So although we had decided in 2018 to love Mill Street, once we saw the potential for Murder Manor to become our Maison D’amour, we were suddenly quite keen to list the wing and gable farmhouse.
Of course, since deciding to keep the Knotty Ranch, we’ve already received some bad news that, in sum, tells us it won’t be ready to occupy until April 2020. Which is why it somehow looks worse than it did when we bought it six months ago.
On the upside, that gives us plenty of time to work on all the things I mentioned in the recap, above, as well as everything else we want to do at Mill Street before it goes on the market. We’ve already made some good progress with the kitchen, having gotten the window trim and wine boxes in and ready for painting. We also got the foyer ceiling and window replaced. Just have to paint them now, too, along with the door and the new crown moulding.
Barring any more unexpected issues, we just might get everything done in time to have a summer off for a change. Guess who won’t be holding her breath.

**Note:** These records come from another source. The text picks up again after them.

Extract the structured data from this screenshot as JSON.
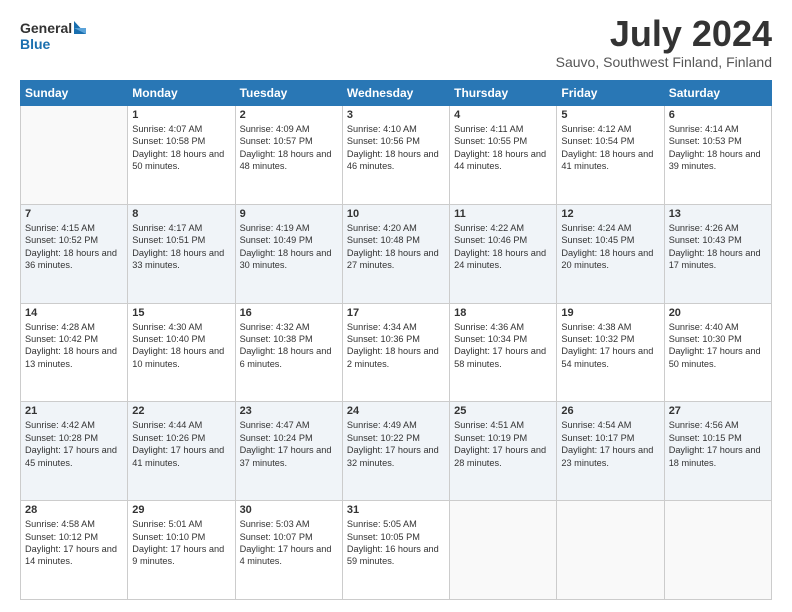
{
  "logo": {
    "line1": "General",
    "line2": "Blue"
  },
  "header": {
    "month": "July 2024",
    "location": "Sauvo, Southwest Finland, Finland"
  },
  "weekdays": [
    "Sunday",
    "Monday",
    "Tuesday",
    "Wednesday",
    "Thursday",
    "Friday",
    "Saturday"
  ],
  "weeks": [
    [
      {
        "day": "",
        "sunrise": "",
        "sunset": "",
        "daylight": ""
      },
      {
        "day": "1",
        "sunrise": "Sunrise: 4:07 AM",
        "sunset": "Sunset: 10:58 PM",
        "daylight": "Daylight: 18 hours and 50 minutes."
      },
      {
        "day": "2",
        "sunrise": "Sunrise: 4:09 AM",
        "sunset": "Sunset: 10:57 PM",
        "daylight": "Daylight: 18 hours and 48 minutes."
      },
      {
        "day": "3",
        "sunrise": "Sunrise: 4:10 AM",
        "sunset": "Sunset: 10:56 PM",
        "daylight": "Daylight: 18 hours and 46 minutes."
      },
      {
        "day": "4",
        "sunrise": "Sunrise: 4:11 AM",
        "sunset": "Sunset: 10:55 PM",
        "daylight": "Daylight: 18 hours and 44 minutes."
      },
      {
        "day": "5",
        "sunrise": "Sunrise: 4:12 AM",
        "sunset": "Sunset: 10:54 PM",
        "daylight": "Daylight: 18 hours and 41 minutes."
      },
      {
        "day": "6",
        "sunrise": "Sunrise: 4:14 AM",
        "sunset": "Sunset: 10:53 PM",
        "daylight": "Daylight: 18 hours and 39 minutes."
      }
    ],
    [
      {
        "day": "7",
        "sunrise": "Sunrise: 4:15 AM",
        "sunset": "Sunset: 10:52 PM",
        "daylight": "Daylight: 18 hours and 36 minutes."
      },
      {
        "day": "8",
        "sunrise": "Sunrise: 4:17 AM",
        "sunset": "Sunset: 10:51 PM",
        "daylight": "Daylight: 18 hours and 33 minutes."
      },
      {
        "day": "9",
        "sunrise": "Sunrise: 4:19 AM",
        "sunset": "Sunset: 10:49 PM",
        "daylight": "Daylight: 18 hours and 30 minutes."
      },
      {
        "day": "10",
        "sunrise": "Sunrise: 4:20 AM",
        "sunset": "Sunset: 10:48 PM",
        "daylight": "Daylight: 18 hours and 27 minutes."
      },
      {
        "day": "11",
        "sunrise": "Sunrise: 4:22 AM",
        "sunset": "Sunset: 10:46 PM",
        "daylight": "Daylight: 18 hours and 24 minutes."
      },
      {
        "day": "12",
        "sunrise": "Sunrise: 4:24 AM",
        "sunset": "Sunset: 10:45 PM",
        "daylight": "Daylight: 18 hours and 20 minutes."
      },
      {
        "day": "13",
        "sunrise": "Sunrise: 4:26 AM",
        "sunset": "Sunset: 10:43 PM",
        "daylight": "Daylight: 18 hours and 17 minutes."
      }
    ],
    [
      {
        "day": "14",
        "sunrise": "Sunrise: 4:28 AM",
        "sunset": "Sunset: 10:42 PM",
        "daylight": "Daylight: 18 hours and 13 minutes."
      },
      {
        "day": "15",
        "sunrise": "Sunrise: 4:30 AM",
        "sunset": "Sunset: 10:40 PM",
        "daylight": "Daylight: 18 hours and 10 minutes."
      },
      {
        "day": "16",
        "sunrise": "Sunrise: 4:32 AM",
        "sunset": "Sunset: 10:38 PM",
        "daylight": "Daylight: 18 hours and 6 minutes."
      },
      {
        "day": "17",
        "sunrise": "Sunrise: 4:34 AM",
        "sunset": "Sunset: 10:36 PM",
        "daylight": "Daylight: 18 hours and 2 minutes."
      },
      {
        "day": "18",
        "sunrise": "Sunrise: 4:36 AM",
        "sunset": "Sunset: 10:34 PM",
        "daylight": "Daylight: 17 hours and 58 minutes."
      },
      {
        "day": "19",
        "sunrise": "Sunrise: 4:38 AM",
        "sunset": "Sunset: 10:32 PM",
        "daylight": "Daylight: 17 hours and 54 minutes."
      },
      {
        "day": "20",
        "sunrise": "Sunrise: 4:40 AM",
        "sunset": "Sunset: 10:30 PM",
        "daylight": "Daylight: 17 hours and 50 minutes."
      }
    ],
    [
      {
        "day": "21",
        "sunrise": "Sunrise: 4:42 AM",
        "sunset": "Sunset: 10:28 PM",
        "daylight": "Daylight: 17 hours and 45 minutes."
      },
      {
        "day": "22",
        "sunrise": "Sunrise: 4:44 AM",
        "sunset": "Sunset: 10:26 PM",
        "daylight": "Daylight: 17 hours and 41 minutes."
      },
      {
        "day": "23",
        "sunrise": "Sunrise: 4:47 AM",
        "sunset": "Sunset: 10:24 PM",
        "daylight": "Daylight: 17 hours and 37 minutes."
      },
      {
        "day": "24",
        "sunrise": "Sunrise: 4:49 AM",
        "sunset": "Sunset: 10:22 PM",
        "daylight": "Daylight: 17 hours and 32 minutes."
      },
      {
        "day": "25",
        "sunrise": "Sunrise: 4:51 AM",
        "sunset": "Sunset: 10:19 PM",
        "daylight": "Daylight: 17 hours and 28 minutes."
      },
      {
        "day": "26",
        "sunrise": "Sunrise: 4:54 AM",
        "sunset": "Sunset: 10:17 PM",
        "daylight": "Daylight: 17 hours and 23 minutes."
      },
      {
        "day": "27",
        "sunrise": "Sunrise: 4:56 AM",
        "sunset": "Sunset: 10:15 PM",
        "daylight": "Daylight: 17 hours and 18 minutes."
      }
    ],
    [
      {
        "day": "28",
        "sunrise": "Sunrise: 4:58 AM",
        "sunset": "Sunset: 10:12 PM",
        "daylight": "Daylight: 17 hours and 14 minutes."
      },
      {
        "day": "29",
        "sunrise": "Sunrise: 5:01 AM",
        "sunset": "Sunset: 10:10 PM",
        "daylight": "Daylight: 17 hours and 9 minutes."
      },
      {
        "day": "30",
        "sunrise": "Sunrise: 5:03 AM",
        "sunset": "Sunset: 10:07 PM",
        "daylight": "Daylight: 17 hours and 4 minutes."
      },
      {
        "day": "31",
        "sunrise": "Sunrise: 5:05 AM",
        "sunset": "Sunset: 10:05 PM",
        "daylight": "Daylight: 16 hours and 59 minutes."
      },
      {
        "day": "",
        "sunrise": "",
        "sunset": "",
        "daylight": ""
      },
      {
        "day": "",
        "sunrise": "",
        "sunset": "",
        "daylight": ""
      },
      {
        "day": "",
        "sunrise": "",
        "sunset": "",
        "daylight": ""
      }
    ]
  ]
}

2 thoughts on “Mill Street Blues: Love It or List It, Too”
I can’t see the slideshow! Our computers are having problems right now so maybe that’s why – I’ll try again later. You two make me chuckle and I can’t wait to see your project!
Terri Lopez | Recovery and Claims Services/Employee Assistance Program | Phone: (507) 266-4233 |Fax: 507-284-9229 | firstname.lastname@example.org | Mayo Clinic | 200 First Street S.W. | Rochester, MN 55905 | mayoclinic.org
Hah! Murder manor seems appropriate with that “built in torture chamber”:() I can wait to see what you do!